There is no evidence I can find that Stevens was ever shown or identified the Pelargonium plant he used. There is no evidence that the BMA made any real effort to identify the material, their so-called analysis was merely a manufactured result aimed at discrediting Stevens Cure.
If anything, the Zulu and other indigenous healers of South Africa probably had most reason and justification for keeping their intellectual property, herbal knowledge, close to their chests.
[PS, in 2010 an African NGO and other parties were the first ever Africans to successfully appeal to the European Patent Office, in the case to revoke a German company’s patent in regard to P. sidoides, due to lack of inventiveness]
As it turns out Pelargonium seems to have been a regular part of the local herb trade and the identification was eventually made simply through the fact that an informed open-minded researcher actually went to South Africa. In contrast to the ideologically or wilfully ignorant BMA of the early 20th century it seems.
If nothing else this story reflects many of the complexities of human relationships with plants, in particular medicinal herbs, which includes but also transcends simple scientific analysis.
It seems to me to also reflect the follies of trying to repress and attack others armed with only your own limited perspective, no matter who you are. This merely seems to exacerbate everyone’s collective stupidity and ignorance.

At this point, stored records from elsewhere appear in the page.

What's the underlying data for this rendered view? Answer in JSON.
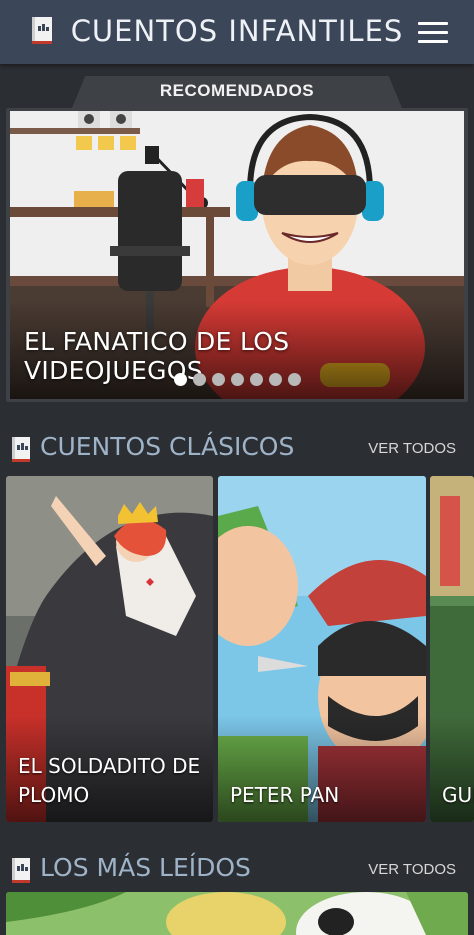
{
  "app": {
    "title": "CUENTOS INFANTILES"
  },
  "icons": {
    "app": "book-icon",
    "menu": "hamburger-menu-icon",
    "section": "book-icon"
  },
  "colors": {
    "topbar": "#3b4658",
    "background": "#2b2e33",
    "section_title": "#9fb3c8"
  },
  "recommended": {
    "label": "RECOMENDADOS",
    "featured_title": "EL FANATICO DE LOS VIDEOJUEGOS",
    "slide_count": 7,
    "active_slide": 1
  },
  "sections": [
    {
      "title": "CUENTOS CLÁSICOS",
      "see_all": "VER TODOS",
      "items": [
        {
          "line1": "EL SOLDADITO DE",
          "line2": "PLOMO"
        },
        {
          "line1": "PETER PAN",
          "line2": ""
        },
        {
          "line1": "GUL",
          "line2": ""
        }
      ]
    },
    {
      "title": "LOS MÁS LEÍDOS",
      "see_all": "VER TODOS"
    }
  ]
}
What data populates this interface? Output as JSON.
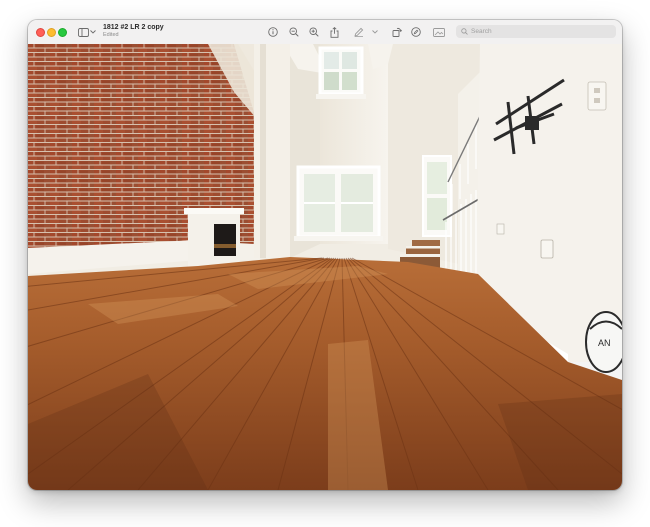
{
  "window": {
    "title": "1812 #2 LR 2 copy",
    "subtitle": "Edited"
  },
  "toolbar": {
    "icons": [
      "sidebar-icon",
      "chevron-down-icon",
      "info-icon",
      "zoom-out-icon",
      "zoom-in-icon",
      "share-icon",
      "markup-icon",
      "chevron-down-icon",
      "rotate-icon",
      "markup-circle-icon",
      "edit-photo-icon"
    ]
  },
  "search": {
    "placeholder": "Search"
  },
  "colors": {
    "brick": "#a0482c",
    "floor": "#a35a2a",
    "wall": "#f2efe8"
  }
}
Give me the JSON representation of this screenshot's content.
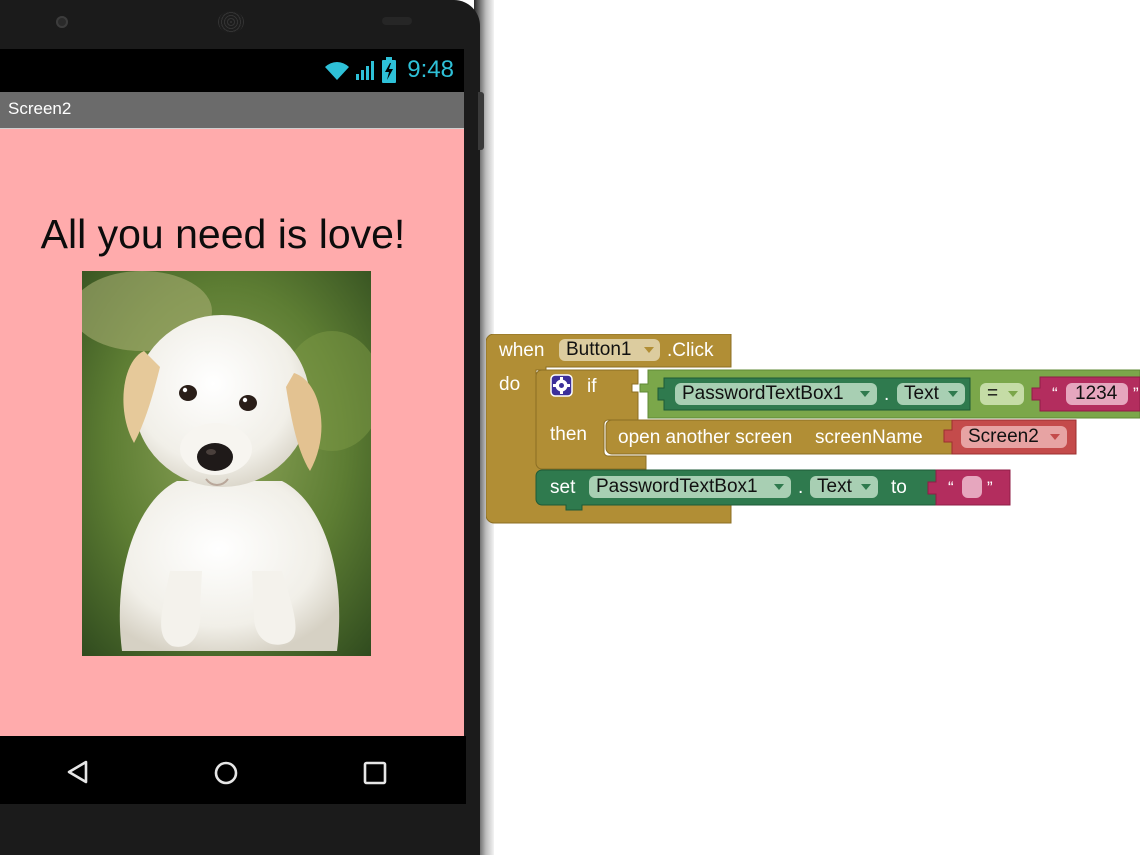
{
  "phone": {
    "status_time": "9:48",
    "screen_title": "Screen2",
    "headline": "All you need is love!",
    "image_subject": "white puppy photo",
    "nav_buttons": [
      "back",
      "home",
      "recent-apps"
    ],
    "colors": {
      "background": "#ffabac",
      "title_bar": "#6b6b6b",
      "status_accent": "#2ec1d8"
    }
  },
  "blocks": {
    "event": {
      "when": "when",
      "component": "Button1",
      "event": ".Click",
      "do": "do"
    },
    "if_block": {
      "if": "if",
      "then": "then",
      "condition": {
        "left_component": "PasswordTextBox1",
        "left_dot": ".",
        "left_property": "Text",
        "operator": "=",
        "right_value": "1234"
      }
    },
    "open_screen": {
      "label": "open another screen",
      "param": "screenName",
      "value": "Screen2"
    },
    "set_block": {
      "set": "set",
      "component": "PasswordTextBox1",
      "dot": ".",
      "property": "Text",
      "to": "to",
      "value": ""
    },
    "colors": {
      "event": "#b18e35",
      "control": "#b18e35",
      "logic": "#7ba74a",
      "component": "#2f7a4e",
      "text_string": "#b32d5e",
      "screen": "#c44b4b"
    }
  }
}
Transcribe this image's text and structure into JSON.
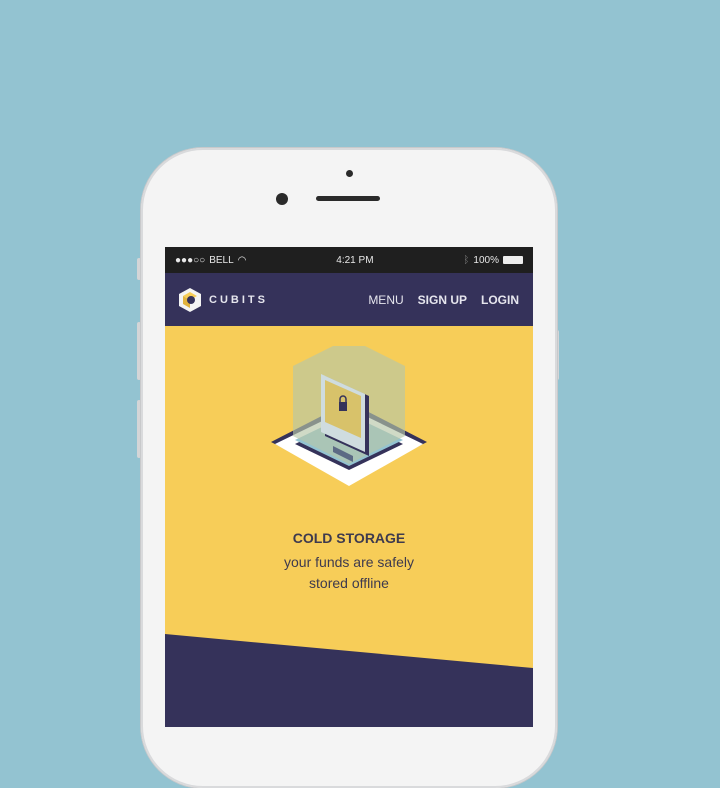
{
  "status_bar": {
    "carrier": "BELL",
    "time": "4:21 PM",
    "battery": "100%"
  },
  "nav": {
    "brand": "CUBITS",
    "menu": "MENU",
    "sign_up": "SIGN UP",
    "login": "LOGIN"
  },
  "hero": {
    "title": "COLD STORAGE",
    "subtitle_line1": "your funds are safely",
    "subtitle_line2": "stored offline"
  },
  "colors": {
    "background": "#93c3d1",
    "nav": "#35325a",
    "hero": "#f7cd58"
  }
}
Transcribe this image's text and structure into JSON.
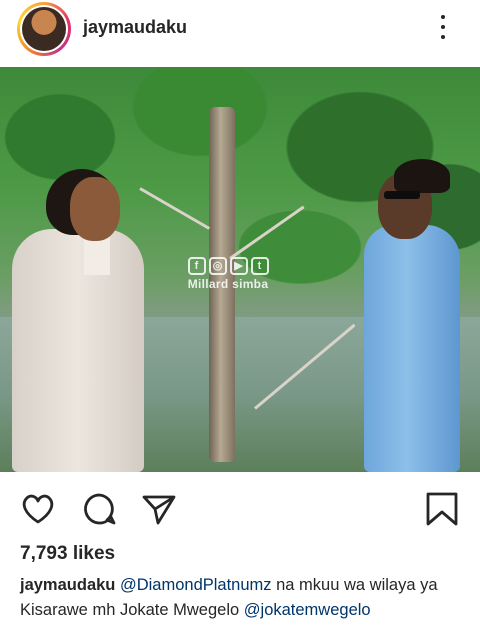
{
  "post": {
    "username": "jaymaudaku",
    "likes": "7,793 likes",
    "watermark": "Millard simba",
    "watermark_icons": [
      "f",
      "◎",
      "▶",
      "t"
    ],
    "caption": {
      "user": "jaymaudaku",
      "mention1": "@DiamondPlatnumz",
      "text1": "na mkuu wa wilaya ya Kisarawe mh Jokate Mwegelo",
      "mention2": "@jokatemwegelo"
    }
  },
  "icons": {
    "more": "more-vertical-icon",
    "like": "heart-icon",
    "comment": "comment-bubble-icon",
    "share": "paper-plane-icon",
    "save": "bookmark-icon"
  },
  "colors": {
    "text": "#262626",
    "mention": "#003569",
    "story_ring": "#e1306c"
  }
}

Even without all the uninformed hostility, a detailed scientific understanding of even a single herbal can take a long time and much effort from many people.
I’d bet the BMA and probably Stevens never could have imagined the outcome of it all 100 years later. In the case of the former they might feel somewhat disappointed, and the latter somewhat vindicated.
Actually the BMJ ran an editorial lamenting the presence of all manner of herbals in 2009, wondering why things had hardly changed. Apparently oblivious to further developments and their evidently unsound attack on this herbal remedy (Pelargonium sidoides) they wrongly and unscientifically slammed as quackery a century before.